%%
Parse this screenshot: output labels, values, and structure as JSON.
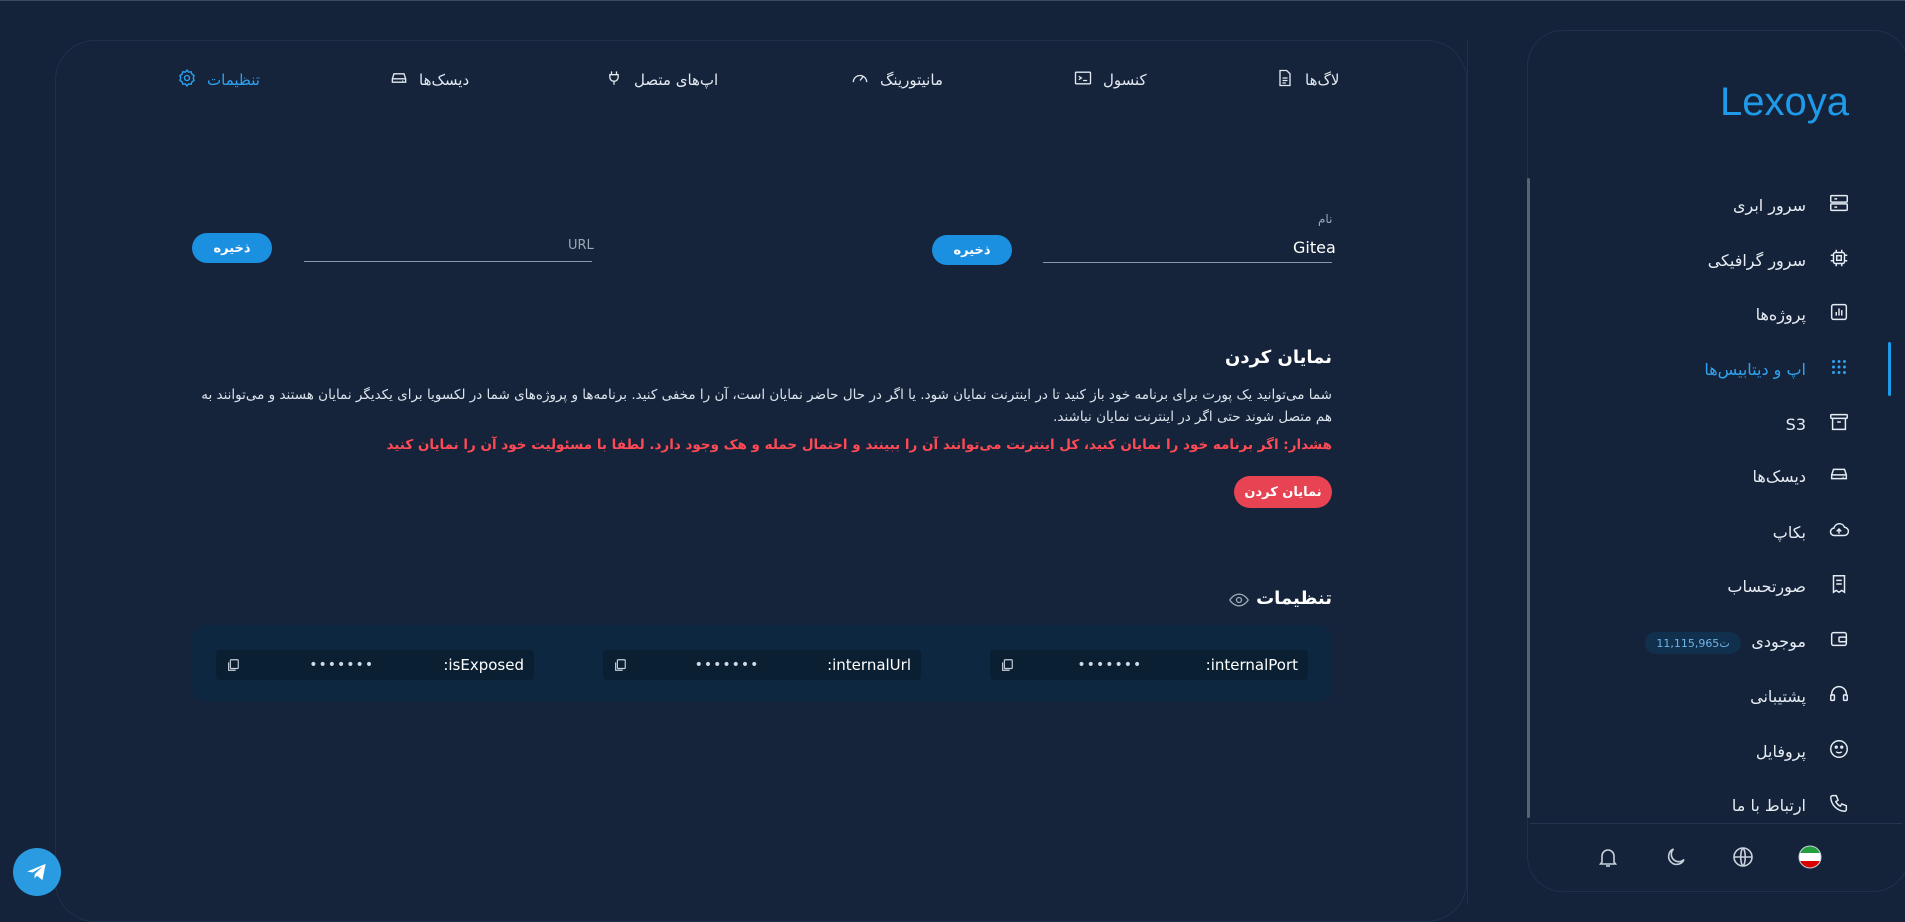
{
  "tabs": [
    {
      "label": "لاگ‌ها",
      "icon": "file-text-icon"
    },
    {
      "label": "کنسول",
      "icon": "terminal-icon"
    },
    {
      "label": "مانیتورینگ",
      "icon": "gauge-icon"
    },
    {
      "label": "اپ‌های متصل",
      "icon": "plug-icon"
    },
    {
      "label": "دیسک‌ها",
      "icon": "disk-icon"
    },
    {
      "label": "تنظیمات",
      "icon": "gear-icon"
    }
  ],
  "name_field": {
    "label": "نام",
    "value": "Gitea",
    "save_label": "ذخیره"
  },
  "url_field": {
    "placeholder": "URL",
    "save_label": "ذخیره"
  },
  "expose": {
    "title": "نمایان کردن",
    "description": "شما می‌توانید یک پورت برای برنامه خود باز کنید تا در اینترنت نمایان شود. یا اگر در حال حاضر نمایان است، آن را مخفی کنید. برنامه‌ها و پروژه‌های شما در لکسویا برای یکدیگر نمایان هستند و می‌توانند به هم متصل شوند حتی اگر در اینترنت نمایان نباشند.",
    "warning": "هشدار: اگر برنامه خود را نمایان کنید، کل اینترنت می‌توانند آن را ببینند و احتمال حمله و هک وجود دارد. لطفا با مسئولیت خود آن را نمایان کنید",
    "button_label": "نمایان کردن"
  },
  "settings": {
    "title": "تنظیمات",
    "items": [
      {
        "key": "internalPort:",
        "value": "•••••••"
      },
      {
        "key": "internalUrl:",
        "value": "•••••••"
      },
      {
        "key": "isExposed:",
        "value": "•••••••"
      }
    ]
  },
  "sidebar": {
    "logo": "Lexoya",
    "items": [
      {
        "label": "سرور ابری",
        "icon": "server-icon"
      },
      {
        "label": "سرور گرافیکی",
        "icon": "cpu-icon"
      },
      {
        "label": "پروژه‌ها",
        "icon": "chart-icon"
      },
      {
        "label": "اپ و دیتابیس‌ها",
        "icon": "grid-icon"
      },
      {
        "label": "S3",
        "icon": "archive-icon"
      },
      {
        "label": "دیسک‌ها",
        "icon": "disk-icon"
      },
      {
        "label": "بکاپ",
        "icon": "cloud-upload-icon"
      },
      {
        "label": "صورتحساب",
        "icon": "receipt-icon"
      },
      {
        "label": "موجودی",
        "icon": "wallet-icon"
      },
      {
        "label": "پشتیبانی",
        "icon": "headset-icon"
      },
      {
        "label": "پروفایل",
        "icon": "profile-icon"
      },
      {
        "label": "ارتباط با ما",
        "icon": "phone-icon"
      }
    ],
    "balance": "11,115,965ت",
    "active_index": 3
  },
  "colors": {
    "accent": "#1e9ae8",
    "danger": "#e84352",
    "background": "#15233a"
  }
}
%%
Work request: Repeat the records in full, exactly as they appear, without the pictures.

Solved exercise:
Parse this screenshot: output labels, values, and structure as JSON.
{
  "tabs": [
    {
      "label": "لاگ‌ها",
      "icon": "file-text-icon"
    },
    {
      "label": "کنسول",
      "icon": "terminal-icon"
    },
    {
      "label": "مانیتورینگ",
      "icon": "gauge-icon"
    },
    {
      "label": "اپ‌های متصل",
      "icon": "plug-icon"
    },
    {
      "label": "دیسک‌ها",
      "icon": "disk-icon"
    },
    {
      "label": "تنظیمات",
      "icon": "gear-icon"
    }
  ],
  "name_field": {
    "label": "نام",
    "value": "Gitea",
    "save_label": "ذخیره"
  },
  "url_field": {
    "placeholder": "URL",
    "save_label": "ذخیره"
  },
  "expose": {
    "title": "نمایان کردن",
    "description": "شما می‌توانید یک پورت برای برنامه خود باز کنید تا در اینترنت نمایان شود. یا اگر در حال حاضر نمایان است، آن را مخفی کنید. برنامه‌ها و پروژه‌های شما در لکسویا برای یکدیگر نمایان هستند و می‌توانند به هم متصل شوند حتی اگر در اینترنت نمایان نباشند.",
    "warning": "هشدار: اگر برنامه خود را نمایان کنید، کل اینترنت می‌توانند آن را ببینند و احتمال حمله و هک وجود دارد. لطفا با مسئولیت خود آن را نمایان کنید",
    "button_label": "نمایان کردن"
  },
  "settings": {
    "title": "تنظیمات",
    "items": [
      {
        "key": "internalPort:",
        "value": "•••••••"
      },
      {
        "key": "internalUrl:",
        "value": "•••••••"
      },
      {
        "key": "isExposed:",
        "value": "•••••••"
      }
    ]
  },
  "sidebar": {
    "logo": "Lexoya",
    "items": [
      {
        "label": "سرور ابری",
        "icon": "server-icon"
      },
      {
        "label": "سرور گرافیکی",
        "icon": "cpu-icon"
      },
      {
        "label": "پروژه‌ها",
        "icon": "chart-icon"
      },
      {
        "label": "اپ و دیتابیس‌ها",
        "icon": "grid-icon"
      },
      {
        "label": "S3",
        "icon": "archive-icon"
      },
      {
        "label": "دیسک‌ها",
        "icon": "disk-icon"
      },
      {
        "label": "بکاپ",
        "icon": "cloud-upload-icon"
      },
      {
        "label": "صورتحساب",
        "icon": "receipt-icon"
      },
      {
        "label": "موجودی",
        "icon": "wallet-icon"
      },
      {
        "label": "پشتیبانی",
        "icon": "headset-icon"
      },
      {
        "label": "پروفایل",
        "icon": "profile-icon"
      },
      {
        "label": "ارتباط با ما",
        "icon": "phone-icon"
      }
    ],
    "balance": "11,115,965ت",
    "active_index": 3
  },
  "colors": {
    "accent": "#1e9ae8",
    "danger": "#e84352",
    "background": "#15233a"
  }
}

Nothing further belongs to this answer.